At the centre of this study are two incredible performances by Gosling and Williams. Director Derek Cianfrance apparently only gave one take for each scene, and improvisation was heavily encouraged, although the actors were originally given the script several years ago, when Cianfrance originally wanted to start making the film.
What we see is a very intense mix of brutally honest and raw feelings that, coupled with a very naturalistic directing style, comes across very truthfully.
The film feels like it wouldn’t be out of place next to some of the British kitchen sink dramas of the 50s and 60s, or something like Scorsese’s Alice Doesn ‘t Live Here Anymore.
The stark realism of the film makes it at times very hard to watch, and it does feel in part like watching friends or even parents arguing.
But in the same way, the scenes where Dean and Cindy seem truly happy, whilst providing somewhat of a break from the tension, seem just as real and just as emotional, if not more.
And it’s these scenes short as they are that attempt to provide a backbone for the emotional crux of the film.
Cianfrance’s usage of flashbacks works very well, especially the way he uses 16mm film for the flashbacks and digital for the present day.
But while some of these scenes come across truthfully, there is still a question of whether or not they created a lie.

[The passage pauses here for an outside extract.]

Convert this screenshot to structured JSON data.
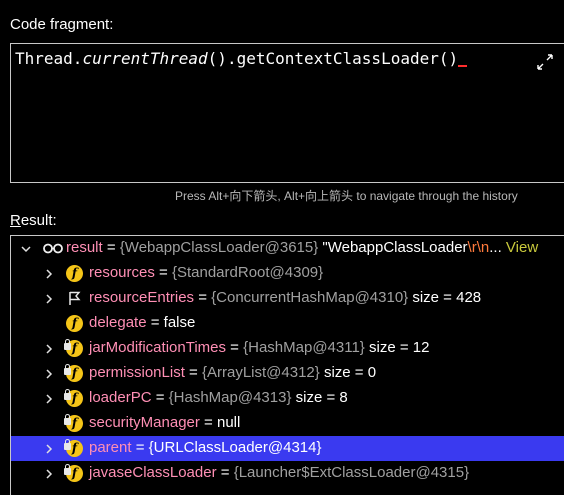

We see snippets of Cindy’s home life, with her aggressive and abusive father, and Bobby, her previous boyfriend and the father of her child, and then we see her relationship with Dean blossom very quickly.
But there’s an underlying question of whether her marriage and family relationship with Dean is a just an escape mechanism from what was already in her life. When we see Cindy as an adult, she chides Dean for behaving like a child as he plays with her daughter, and mentions a few times about him acting like a kid, which almost makes it seems like she’s been forced to grow up too fast, compared to what she was like when she first met him.
Whilst we only see one instance of her father’s anger, there is potentially more where that came from. Likewise, we see a jealous Bobby kick the living shit out of Dean after he finds out Cindy is seeing him. Was this a part of their previous relationship? Would this kind of behaviour return, especially if he found out that she was carrying his child?
And that’s one of the strongest things about Blue Valentine – which is funny, as it immediately came across as a sort of negative trait. That we don’t know exactly what caused this schism, this fracture in the relationship that has caused so much pain and anguish that by the end has broken both of these people. The film is almost parasitic in that it’s not enough that it emotionally drains you during its running time, but it grabs hold of your thoughts and forces you to think about the characters and what happened to them, and what might still happen to them.
However, one negative that I did pick up was the music. The actual score, composed and performed by Brooklyn folk band Grizzly Bear, is very good, quality wise, I just felt it was at times inappropriate and intrusive for what we were seeing.
Thankfully, not only has Optimum has seen fit to give us a lovely transfer with crystal clear sound, they’ve also bestowed a bucketful of neat extras on us, including director’s commentary, deleted scenes, a making of featurette, and other goodies.
‘Blue Valentine’ is sometimes very hard to watch, sometimes a joy to watch, but always fascinating and compelling. Come for the amazing acting performances of Gosling and Williams, but stay for the inspired direction, writing, and overall tone of a brilliant film. Highly recommended.